▶ EXERCISE DESCRIPTION
Each line of the records containing "video" is to be copied out and returned.
[[ INPUT MATERIAL open ]]
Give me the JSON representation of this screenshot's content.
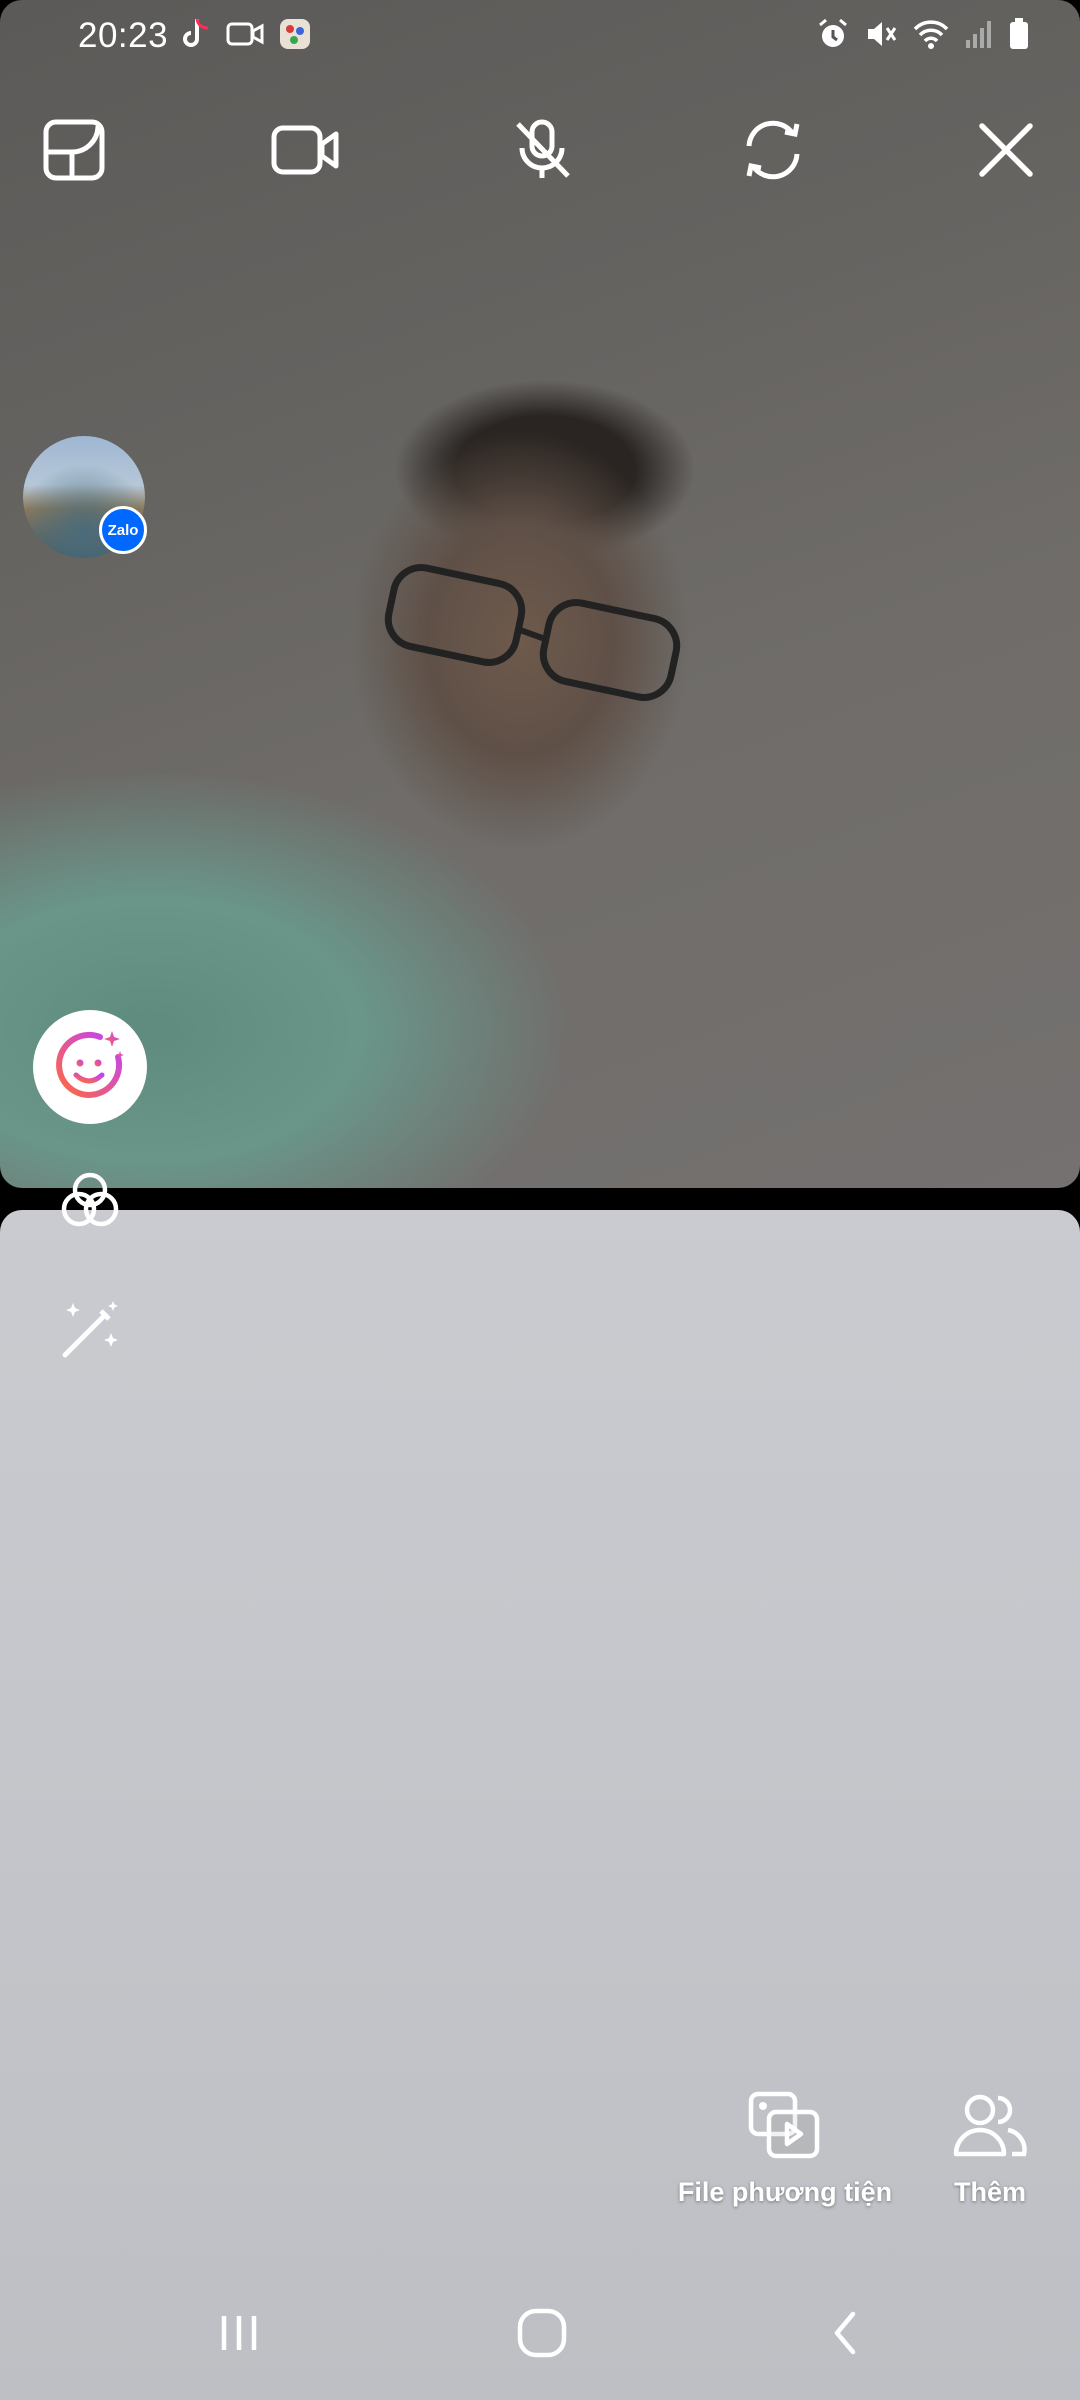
{
  "status_bar": {
    "time": "20:23",
    "left_icons": [
      "tiktok-icon",
      "video-recording-icon",
      "app-notification-icon"
    ],
    "right_icons": [
      "alarm-icon",
      "mute-icon",
      "wifi-icon",
      "signal-icon",
      "battery-icon"
    ]
  },
  "toolbar": {
    "buttons": [
      "layout-toggle-icon",
      "video-camera-icon",
      "microphone-muted-icon",
      "switch-camera-icon",
      "close-icon"
    ]
  },
  "caller": {
    "app_badge": "Zalo"
  },
  "side_tools": [
    "face-effects-icon",
    "filter-icon",
    "magic-wand-icon"
  ],
  "actions": [
    {
      "label": "File phương tiện",
      "icon": "media-file-icon"
    },
    {
      "label": "Thêm",
      "icon": "add-people-icon"
    }
  ],
  "nav_bar": [
    "recent-apps-icon",
    "home-icon",
    "back-icon"
  ],
  "colors": {
    "zalo_blue": "#0068ff",
    "face_gradient_start": "#ff6b3d",
    "face_gradient_end": "#c040ff"
  }
}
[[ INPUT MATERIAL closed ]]
▶ REPLY TO THE EXERCISE
      "video-recording-icon",
      "video-camera-icon",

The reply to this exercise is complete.